* _Work request_
Every word of the data must be reproduced in your reply exactly.

Excerpts from an interface dataset
↓↓↓

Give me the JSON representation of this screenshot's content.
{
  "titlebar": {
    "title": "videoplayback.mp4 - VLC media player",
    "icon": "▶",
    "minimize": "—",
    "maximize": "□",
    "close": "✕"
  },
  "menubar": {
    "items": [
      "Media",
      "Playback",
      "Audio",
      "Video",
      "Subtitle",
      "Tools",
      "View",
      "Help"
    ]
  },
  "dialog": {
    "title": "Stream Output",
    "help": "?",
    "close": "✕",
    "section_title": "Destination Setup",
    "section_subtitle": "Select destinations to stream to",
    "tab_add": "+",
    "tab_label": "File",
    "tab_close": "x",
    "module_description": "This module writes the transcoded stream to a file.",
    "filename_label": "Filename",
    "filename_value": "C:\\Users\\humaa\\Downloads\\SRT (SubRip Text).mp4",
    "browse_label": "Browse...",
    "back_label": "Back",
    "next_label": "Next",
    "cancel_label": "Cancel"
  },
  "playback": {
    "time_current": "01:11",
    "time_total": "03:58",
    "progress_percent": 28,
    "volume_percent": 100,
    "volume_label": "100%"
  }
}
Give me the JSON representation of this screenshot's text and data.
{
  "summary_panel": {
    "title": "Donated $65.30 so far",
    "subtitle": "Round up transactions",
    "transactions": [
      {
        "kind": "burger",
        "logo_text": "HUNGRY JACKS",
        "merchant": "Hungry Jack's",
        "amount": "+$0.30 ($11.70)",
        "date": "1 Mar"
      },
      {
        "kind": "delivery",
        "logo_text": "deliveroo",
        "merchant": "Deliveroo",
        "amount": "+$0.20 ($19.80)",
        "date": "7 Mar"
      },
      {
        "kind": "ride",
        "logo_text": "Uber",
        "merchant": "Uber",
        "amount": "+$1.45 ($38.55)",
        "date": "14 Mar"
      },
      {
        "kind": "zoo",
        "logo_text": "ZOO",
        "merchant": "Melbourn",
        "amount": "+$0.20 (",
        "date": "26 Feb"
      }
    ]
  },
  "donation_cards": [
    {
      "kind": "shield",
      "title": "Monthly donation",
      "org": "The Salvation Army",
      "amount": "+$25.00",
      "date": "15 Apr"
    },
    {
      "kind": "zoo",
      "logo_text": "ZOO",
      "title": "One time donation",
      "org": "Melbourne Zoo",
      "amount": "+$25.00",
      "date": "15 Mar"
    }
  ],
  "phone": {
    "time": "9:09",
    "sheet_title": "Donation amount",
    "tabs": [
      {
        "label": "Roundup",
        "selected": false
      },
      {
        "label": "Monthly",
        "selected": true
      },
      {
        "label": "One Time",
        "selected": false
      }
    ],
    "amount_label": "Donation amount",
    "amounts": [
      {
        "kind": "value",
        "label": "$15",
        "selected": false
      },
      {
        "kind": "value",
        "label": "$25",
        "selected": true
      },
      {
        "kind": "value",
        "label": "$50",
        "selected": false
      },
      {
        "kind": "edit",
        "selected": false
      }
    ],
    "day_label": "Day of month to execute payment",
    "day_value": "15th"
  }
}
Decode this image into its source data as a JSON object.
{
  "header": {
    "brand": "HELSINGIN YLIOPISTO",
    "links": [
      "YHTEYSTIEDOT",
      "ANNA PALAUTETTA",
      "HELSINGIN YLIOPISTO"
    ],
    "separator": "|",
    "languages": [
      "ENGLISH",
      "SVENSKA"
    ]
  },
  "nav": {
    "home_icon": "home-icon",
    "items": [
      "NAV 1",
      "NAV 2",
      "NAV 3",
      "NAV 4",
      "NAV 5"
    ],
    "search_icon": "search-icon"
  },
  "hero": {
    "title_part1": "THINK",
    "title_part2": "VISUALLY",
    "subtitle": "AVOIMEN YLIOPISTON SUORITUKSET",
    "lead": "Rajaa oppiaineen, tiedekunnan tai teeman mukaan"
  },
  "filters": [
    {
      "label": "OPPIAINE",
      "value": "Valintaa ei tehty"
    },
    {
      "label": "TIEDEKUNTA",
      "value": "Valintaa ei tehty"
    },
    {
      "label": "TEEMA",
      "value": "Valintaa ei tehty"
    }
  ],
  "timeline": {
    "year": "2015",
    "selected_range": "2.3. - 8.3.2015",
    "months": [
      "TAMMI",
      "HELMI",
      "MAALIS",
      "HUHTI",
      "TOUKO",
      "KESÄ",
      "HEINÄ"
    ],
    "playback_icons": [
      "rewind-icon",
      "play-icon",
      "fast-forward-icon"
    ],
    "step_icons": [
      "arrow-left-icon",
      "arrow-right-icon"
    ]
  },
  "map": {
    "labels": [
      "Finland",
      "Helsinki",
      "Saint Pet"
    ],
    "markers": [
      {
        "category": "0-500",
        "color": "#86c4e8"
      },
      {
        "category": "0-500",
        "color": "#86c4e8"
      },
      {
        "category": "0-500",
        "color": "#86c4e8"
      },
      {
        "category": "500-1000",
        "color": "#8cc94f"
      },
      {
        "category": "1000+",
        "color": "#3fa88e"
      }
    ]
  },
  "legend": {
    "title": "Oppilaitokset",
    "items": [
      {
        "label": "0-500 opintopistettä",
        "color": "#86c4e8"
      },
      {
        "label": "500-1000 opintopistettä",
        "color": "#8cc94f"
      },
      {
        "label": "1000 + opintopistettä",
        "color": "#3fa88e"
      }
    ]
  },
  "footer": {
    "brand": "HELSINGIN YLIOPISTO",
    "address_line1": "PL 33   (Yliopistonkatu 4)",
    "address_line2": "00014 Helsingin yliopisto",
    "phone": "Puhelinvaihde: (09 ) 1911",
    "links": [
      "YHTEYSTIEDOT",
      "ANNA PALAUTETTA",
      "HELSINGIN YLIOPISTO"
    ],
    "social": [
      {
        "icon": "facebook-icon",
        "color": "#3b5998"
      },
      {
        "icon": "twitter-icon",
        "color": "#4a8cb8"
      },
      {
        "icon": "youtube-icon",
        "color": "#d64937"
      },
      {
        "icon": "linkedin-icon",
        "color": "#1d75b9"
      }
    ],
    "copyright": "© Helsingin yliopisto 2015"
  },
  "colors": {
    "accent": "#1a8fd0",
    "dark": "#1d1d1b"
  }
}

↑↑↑

* _Response_
Give me the JSON representation of this screenshot's content.
{
  "titlebar": {
    "title": "videoplayback.mp4 - VLC media player",
    "icon": "▶",
    "minimize": "—",
    "maximize": "□",
    "close": "✕"
  },
  "menubar": {
    "items": [
      "Media",
      "Playback",
      "Audio",
      "Video",
      "Subtitle",
      "Tools",
      "View",
      "Help"
    ]
  },
  "dialog": {
    "title": "Stream Output",
    "help": "?",
    "close": "✕",
    "section_title": "Destination Setup",
    "section_subtitle": "Select destinations to stream to",
    "tab_add": "+",
    "tab_label": "File",
    "tab_close": "x",
    "module_description": "This module writes the transcoded stream to a file.",
    "filename_label": "Filename",
    "filename_value": "C:\\Users\\humaa\\Downloads\\SRT (SubRip Text).mp4",
    "browse_label": "Browse...",
    "back_label": "Back",
    "next_label": "Next",
    "cancel_label": "Cancel"
  },
  "playback": {
    "time_current": "01:11",
    "time_total": "03:58",
    "progress_percent": 28,
    "volume_percent": 100,
    "volume_label": "100%"
  }
}
Give me the JSON representation of this screenshot's text and data.
{
  "summary_panel": {
    "title": "Donated $65.30 so far",
    "subtitle": "Round up transactions",
    "transactions": [
      {
        "kind": "burger",
        "logo_text": "HUNGRY JACKS",
        "merchant": "Hungry Jack's",
        "amount": "+$0.30 ($11.70)",
        "date": "1 Mar"
      },
      {
        "kind": "delivery",
        "logo_text": "deliveroo",
        "merchant": "Deliveroo",
        "amount": "+$0.20 ($19.80)",
        "date": "7 Mar"
      },
      {
        "kind": "ride",
        "logo_text": "Uber",
        "merchant": "Uber",
        "amount": "+$1.45 ($38.55)",
        "date": "14 Mar"
      },
      {
        "kind": "zoo",
        "logo_text": "ZOO",
        "merchant": "Melbourn",
        "amount": "+$0.20 (",
        "date": "26 Feb"
      }
    ]
  },
  "donation_cards": [
    {
      "kind": "shield",
      "title": "Monthly donation",
      "org": "The Salvation Army",
      "amount": "+$25.00",
      "date": "15 Apr"
    },
    {
      "kind": "zoo",
      "logo_text": "ZOO",
      "title": "One time donation",
      "org": "Melbourne Zoo",
      "amount": "+$25.00",
      "date": "15 Mar"
    }
  ],
  "phone": {
    "time": "9:09",
    "sheet_title": "Donation amount",
    "tabs": [
      {
        "label": "Roundup",
        "selected": false
      },
      {
        "label": "Monthly",
        "selected": true
      },
      {
        "label": "One Time",
        "selected": false
      }
    ],
    "amount_label": "Donation amount",
    "amounts": [
      {
        "kind": "value",
        "label": "$15",
        "selected": false
      },
      {
        "kind": "value",
        "label": "$25",
        "selected": true
      },
      {
        "kind": "value",
        "label": "$50",
        "selected": false
      },
      {
        "kind": "edit",
        "selected": false
      }
    ],
    "day_label": "Day of month to execute payment",
    "day_value": "15th"
  }
}
Decode this image into its source data as a JSON object.
{
  "header": {
    "brand": "HELSINGIN YLIOPISTO",
    "links": [
      "YHTEYSTIEDOT",
      "ANNA PALAUTETTA",
      "HELSINGIN YLIOPISTO"
    ],
    "separator": "|",
    "languages": [
      "ENGLISH",
      "SVENSKA"
    ]
  },
  "nav": {
    "home_icon": "home-icon",
    "items": [
      "NAV 1",
      "NAV 2",
      "NAV 3",
      "NAV 4",
      "NAV 5"
    ],
    "search_icon": "search-icon"
  },
  "hero": {
    "title_part1": "THINK",
    "title_part2": "VISUALLY",
    "subtitle": "AVOIMEN YLIOPISTON SUORITUKSET",
    "lead": "Rajaa oppiaineen, tiedekunnan tai teeman mukaan"
  },
  "filters": [
    {
      "label": "OPPIAINE",
      "value": "Valintaa ei tehty"
    },
    {
      "label": "TIEDEKUNTA",
      "value": "Valintaa ei tehty"
    },
    {
      "label": "TEEMA",
      "value": "Valintaa ei tehty"
    }
  ],
  "timeline": {
    "year": "2015",
    "selected_range": "2.3. - 8.3.2015",
    "months": [
      "TAMMI",
      "HELMI",
      "MAALIS",
      "HUHTI",
      "TOUKO",
      "KESÄ",
      "HEINÄ"
    ],
    "playback_icons": [
      "rewind-icon",
      "play-icon",
      "fast-forward-icon"
    ],
    "step_icons": [
      "arrow-left-icon",
      "arrow-right-icon"
    ]
  },
  "map": {
    "labels": [
      "Finland",
      "Helsinki",
      "Saint Pet"
    ],
    "markers": [
      {
        "category": "0-500",
        "color": "#86c4e8"
      },
      {
        "category": "0-500",
        "color": "#86c4e8"
      },
      {
        "category": "0-500",
        "color": "#86c4e8"
      },
      {
        "category": "500-1000",
        "color": "#8cc94f"
      },
      {
        "category": "1000+",
        "color": "#3fa88e"
      }
    ]
  },
  "legend": {
    "title": "Oppilaitokset",
    "items": [
      {
        "label": "0-500 opintopistettä",
        "color": "#86c4e8"
      },
      {
        "label": "500-1000 opintopistettä",
        "color": "#8cc94f"
      },
      {
        "label": "1000 + opintopistettä",
        "color": "#3fa88e"
      }
    ]
  },
  "footer": {
    "brand": "HELSINGIN YLIOPISTO",
    "address_line1": "PL 33   (Yliopistonkatu 4)",
    "address_line2": "00014 Helsingin yliopisto",
    "phone": "Puhelinvaihde: (09 ) 1911",
    "links": [
      "YHTEYSTIEDOT",
      "ANNA PALAUTETTA",
      "HELSINGIN YLIOPISTO"
    ],
    "social": [
      {
        "icon": "facebook-icon",
        "color": "#3b5998"
      },
      {
        "icon": "twitter-icon",
        "color": "#4a8cb8"
      },
      {
        "icon": "youtube-icon",
        "color": "#d64937"
      },
      {
        "icon": "linkedin-icon",
        "color": "#1d75b9"
      }
    ],
    "copyright": "© Helsingin yliopisto 2015"
  },
  "colors": {
    "accent": "#1a8fd0",
    "dark": "#1d1d1b"
  }
}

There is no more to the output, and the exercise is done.